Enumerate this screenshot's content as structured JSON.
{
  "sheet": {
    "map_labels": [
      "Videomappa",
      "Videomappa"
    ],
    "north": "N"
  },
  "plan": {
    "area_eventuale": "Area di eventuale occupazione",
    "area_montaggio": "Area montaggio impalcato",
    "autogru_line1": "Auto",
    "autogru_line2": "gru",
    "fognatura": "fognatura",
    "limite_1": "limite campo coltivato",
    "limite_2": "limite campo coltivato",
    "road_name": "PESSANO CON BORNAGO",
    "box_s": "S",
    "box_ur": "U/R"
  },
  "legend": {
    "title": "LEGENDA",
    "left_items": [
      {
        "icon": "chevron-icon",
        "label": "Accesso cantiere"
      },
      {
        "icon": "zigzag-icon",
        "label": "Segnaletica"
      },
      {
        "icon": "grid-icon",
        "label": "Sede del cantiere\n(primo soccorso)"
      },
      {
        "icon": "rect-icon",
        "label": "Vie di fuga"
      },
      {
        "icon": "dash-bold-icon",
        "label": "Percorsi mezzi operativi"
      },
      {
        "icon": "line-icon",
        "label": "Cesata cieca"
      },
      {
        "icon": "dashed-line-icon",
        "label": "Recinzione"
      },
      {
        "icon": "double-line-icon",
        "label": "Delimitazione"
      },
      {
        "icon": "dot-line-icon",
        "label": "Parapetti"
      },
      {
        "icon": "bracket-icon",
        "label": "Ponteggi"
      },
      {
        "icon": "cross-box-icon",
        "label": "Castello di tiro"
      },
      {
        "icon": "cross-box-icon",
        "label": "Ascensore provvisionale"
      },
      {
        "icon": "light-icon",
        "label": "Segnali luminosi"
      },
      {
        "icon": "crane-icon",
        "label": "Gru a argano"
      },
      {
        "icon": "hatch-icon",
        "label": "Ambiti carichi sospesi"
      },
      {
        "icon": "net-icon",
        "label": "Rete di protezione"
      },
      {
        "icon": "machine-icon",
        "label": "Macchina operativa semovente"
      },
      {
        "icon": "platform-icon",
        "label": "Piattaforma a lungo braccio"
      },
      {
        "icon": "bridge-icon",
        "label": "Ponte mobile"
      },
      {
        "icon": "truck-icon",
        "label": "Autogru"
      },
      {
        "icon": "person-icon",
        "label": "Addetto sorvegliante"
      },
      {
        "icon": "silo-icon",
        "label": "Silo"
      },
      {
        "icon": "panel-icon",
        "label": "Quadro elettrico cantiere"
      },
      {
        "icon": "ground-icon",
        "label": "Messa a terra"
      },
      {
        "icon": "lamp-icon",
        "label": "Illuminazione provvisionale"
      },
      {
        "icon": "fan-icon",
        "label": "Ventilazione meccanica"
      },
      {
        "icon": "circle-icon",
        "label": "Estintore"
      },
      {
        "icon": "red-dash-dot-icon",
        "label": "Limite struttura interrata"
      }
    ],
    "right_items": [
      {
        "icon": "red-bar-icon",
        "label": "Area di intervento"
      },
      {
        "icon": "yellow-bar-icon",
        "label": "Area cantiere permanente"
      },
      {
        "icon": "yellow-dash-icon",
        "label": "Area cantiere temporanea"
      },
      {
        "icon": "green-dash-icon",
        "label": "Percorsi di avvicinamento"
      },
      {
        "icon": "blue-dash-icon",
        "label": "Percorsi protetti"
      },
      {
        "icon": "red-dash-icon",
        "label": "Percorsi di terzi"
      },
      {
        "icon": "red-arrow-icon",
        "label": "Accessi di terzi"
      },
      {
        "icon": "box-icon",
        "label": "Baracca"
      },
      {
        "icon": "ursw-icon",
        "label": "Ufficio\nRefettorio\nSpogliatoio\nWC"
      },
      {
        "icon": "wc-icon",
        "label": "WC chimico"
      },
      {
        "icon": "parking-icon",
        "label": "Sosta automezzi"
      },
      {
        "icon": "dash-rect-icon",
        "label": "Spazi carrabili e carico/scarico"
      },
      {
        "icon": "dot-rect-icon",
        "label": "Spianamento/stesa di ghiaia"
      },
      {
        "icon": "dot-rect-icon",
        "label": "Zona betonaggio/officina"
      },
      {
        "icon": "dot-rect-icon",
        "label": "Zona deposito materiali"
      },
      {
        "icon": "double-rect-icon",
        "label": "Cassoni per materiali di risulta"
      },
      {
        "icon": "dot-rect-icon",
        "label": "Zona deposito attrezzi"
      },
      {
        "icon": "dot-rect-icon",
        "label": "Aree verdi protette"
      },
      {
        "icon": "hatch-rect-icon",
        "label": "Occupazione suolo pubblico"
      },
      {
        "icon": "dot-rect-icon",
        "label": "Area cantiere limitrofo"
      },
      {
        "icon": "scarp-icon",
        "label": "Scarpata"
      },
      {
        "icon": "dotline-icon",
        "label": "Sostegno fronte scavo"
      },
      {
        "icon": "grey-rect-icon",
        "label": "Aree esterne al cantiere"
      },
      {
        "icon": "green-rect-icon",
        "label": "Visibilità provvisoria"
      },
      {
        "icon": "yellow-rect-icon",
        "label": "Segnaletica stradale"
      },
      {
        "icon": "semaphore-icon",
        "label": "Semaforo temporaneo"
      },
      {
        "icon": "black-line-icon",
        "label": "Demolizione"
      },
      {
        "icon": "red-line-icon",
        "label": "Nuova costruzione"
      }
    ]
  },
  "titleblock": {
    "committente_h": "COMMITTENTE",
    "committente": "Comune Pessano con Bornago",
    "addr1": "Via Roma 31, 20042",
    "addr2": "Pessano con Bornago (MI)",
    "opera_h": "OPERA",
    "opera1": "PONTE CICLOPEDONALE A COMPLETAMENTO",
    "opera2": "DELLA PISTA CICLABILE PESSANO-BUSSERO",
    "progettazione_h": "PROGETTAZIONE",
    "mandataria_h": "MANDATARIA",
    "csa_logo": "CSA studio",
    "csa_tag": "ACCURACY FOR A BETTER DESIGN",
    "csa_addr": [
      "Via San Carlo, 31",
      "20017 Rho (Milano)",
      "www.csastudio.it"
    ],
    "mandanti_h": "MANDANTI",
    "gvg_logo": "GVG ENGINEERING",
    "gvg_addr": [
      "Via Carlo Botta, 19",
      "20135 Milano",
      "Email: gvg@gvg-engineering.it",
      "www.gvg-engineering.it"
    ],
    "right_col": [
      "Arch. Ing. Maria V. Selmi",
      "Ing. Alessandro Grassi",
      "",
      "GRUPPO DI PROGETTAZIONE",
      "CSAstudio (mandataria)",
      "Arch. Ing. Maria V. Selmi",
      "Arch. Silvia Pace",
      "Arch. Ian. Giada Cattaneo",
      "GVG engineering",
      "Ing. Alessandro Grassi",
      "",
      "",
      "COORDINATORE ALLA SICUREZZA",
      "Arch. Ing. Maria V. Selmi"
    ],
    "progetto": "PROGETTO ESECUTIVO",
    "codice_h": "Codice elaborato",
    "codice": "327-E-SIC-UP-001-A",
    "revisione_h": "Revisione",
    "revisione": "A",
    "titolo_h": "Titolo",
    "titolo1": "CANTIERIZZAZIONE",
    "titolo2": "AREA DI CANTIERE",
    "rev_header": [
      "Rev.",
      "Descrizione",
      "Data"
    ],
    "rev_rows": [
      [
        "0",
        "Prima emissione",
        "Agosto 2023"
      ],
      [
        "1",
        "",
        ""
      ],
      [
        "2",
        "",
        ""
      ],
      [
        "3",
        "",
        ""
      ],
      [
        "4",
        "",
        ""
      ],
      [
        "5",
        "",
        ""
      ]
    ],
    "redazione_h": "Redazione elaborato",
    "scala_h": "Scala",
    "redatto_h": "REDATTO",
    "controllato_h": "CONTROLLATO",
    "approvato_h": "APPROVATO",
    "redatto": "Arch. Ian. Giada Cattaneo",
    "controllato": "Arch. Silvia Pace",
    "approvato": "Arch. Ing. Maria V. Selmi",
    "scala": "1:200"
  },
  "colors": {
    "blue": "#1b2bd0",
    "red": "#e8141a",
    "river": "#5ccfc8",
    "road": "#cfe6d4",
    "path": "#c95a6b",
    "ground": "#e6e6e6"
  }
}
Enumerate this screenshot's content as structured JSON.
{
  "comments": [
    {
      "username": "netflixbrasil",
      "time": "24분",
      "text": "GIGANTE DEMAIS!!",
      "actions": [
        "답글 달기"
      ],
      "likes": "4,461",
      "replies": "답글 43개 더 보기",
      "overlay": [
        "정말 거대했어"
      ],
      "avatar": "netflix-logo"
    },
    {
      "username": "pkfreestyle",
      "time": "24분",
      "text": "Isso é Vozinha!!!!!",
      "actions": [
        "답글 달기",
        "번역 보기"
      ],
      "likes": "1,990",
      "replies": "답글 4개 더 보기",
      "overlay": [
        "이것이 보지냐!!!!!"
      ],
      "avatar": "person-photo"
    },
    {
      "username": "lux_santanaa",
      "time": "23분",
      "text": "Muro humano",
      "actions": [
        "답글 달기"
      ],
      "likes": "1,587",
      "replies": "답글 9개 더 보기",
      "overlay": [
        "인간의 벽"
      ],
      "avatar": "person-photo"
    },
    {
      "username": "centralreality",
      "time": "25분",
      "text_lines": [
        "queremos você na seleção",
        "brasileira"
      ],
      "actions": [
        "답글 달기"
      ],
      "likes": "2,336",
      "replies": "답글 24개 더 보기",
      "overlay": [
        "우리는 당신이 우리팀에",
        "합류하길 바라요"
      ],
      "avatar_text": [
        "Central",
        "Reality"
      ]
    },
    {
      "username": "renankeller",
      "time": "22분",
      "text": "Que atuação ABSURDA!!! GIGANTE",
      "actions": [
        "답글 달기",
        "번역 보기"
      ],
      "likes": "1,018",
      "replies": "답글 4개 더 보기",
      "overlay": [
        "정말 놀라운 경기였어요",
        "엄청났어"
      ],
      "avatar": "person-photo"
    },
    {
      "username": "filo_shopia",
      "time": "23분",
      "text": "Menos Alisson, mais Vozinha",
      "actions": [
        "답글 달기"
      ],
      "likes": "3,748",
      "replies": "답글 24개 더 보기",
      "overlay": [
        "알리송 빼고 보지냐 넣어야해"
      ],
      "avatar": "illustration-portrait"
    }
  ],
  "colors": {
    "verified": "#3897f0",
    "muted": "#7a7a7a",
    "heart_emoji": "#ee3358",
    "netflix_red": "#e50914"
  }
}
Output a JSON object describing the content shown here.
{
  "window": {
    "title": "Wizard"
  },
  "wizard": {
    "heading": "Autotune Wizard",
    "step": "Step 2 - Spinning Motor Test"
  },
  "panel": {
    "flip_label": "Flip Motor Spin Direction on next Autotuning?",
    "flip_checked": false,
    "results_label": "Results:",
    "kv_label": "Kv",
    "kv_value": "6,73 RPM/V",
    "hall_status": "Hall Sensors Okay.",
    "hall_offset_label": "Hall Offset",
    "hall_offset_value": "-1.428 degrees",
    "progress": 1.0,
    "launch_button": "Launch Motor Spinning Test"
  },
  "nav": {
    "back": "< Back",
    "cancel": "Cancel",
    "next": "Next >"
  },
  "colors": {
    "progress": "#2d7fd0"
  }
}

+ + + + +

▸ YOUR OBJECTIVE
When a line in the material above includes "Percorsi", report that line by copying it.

▸ RESULT FOR THIS TASK
        "label": "Percorsi mezzi operativi"
        "label": "Percorsi di avvicinamento"
        "label": "Percorsi protetti"
        "label": "Percorsi di terzi"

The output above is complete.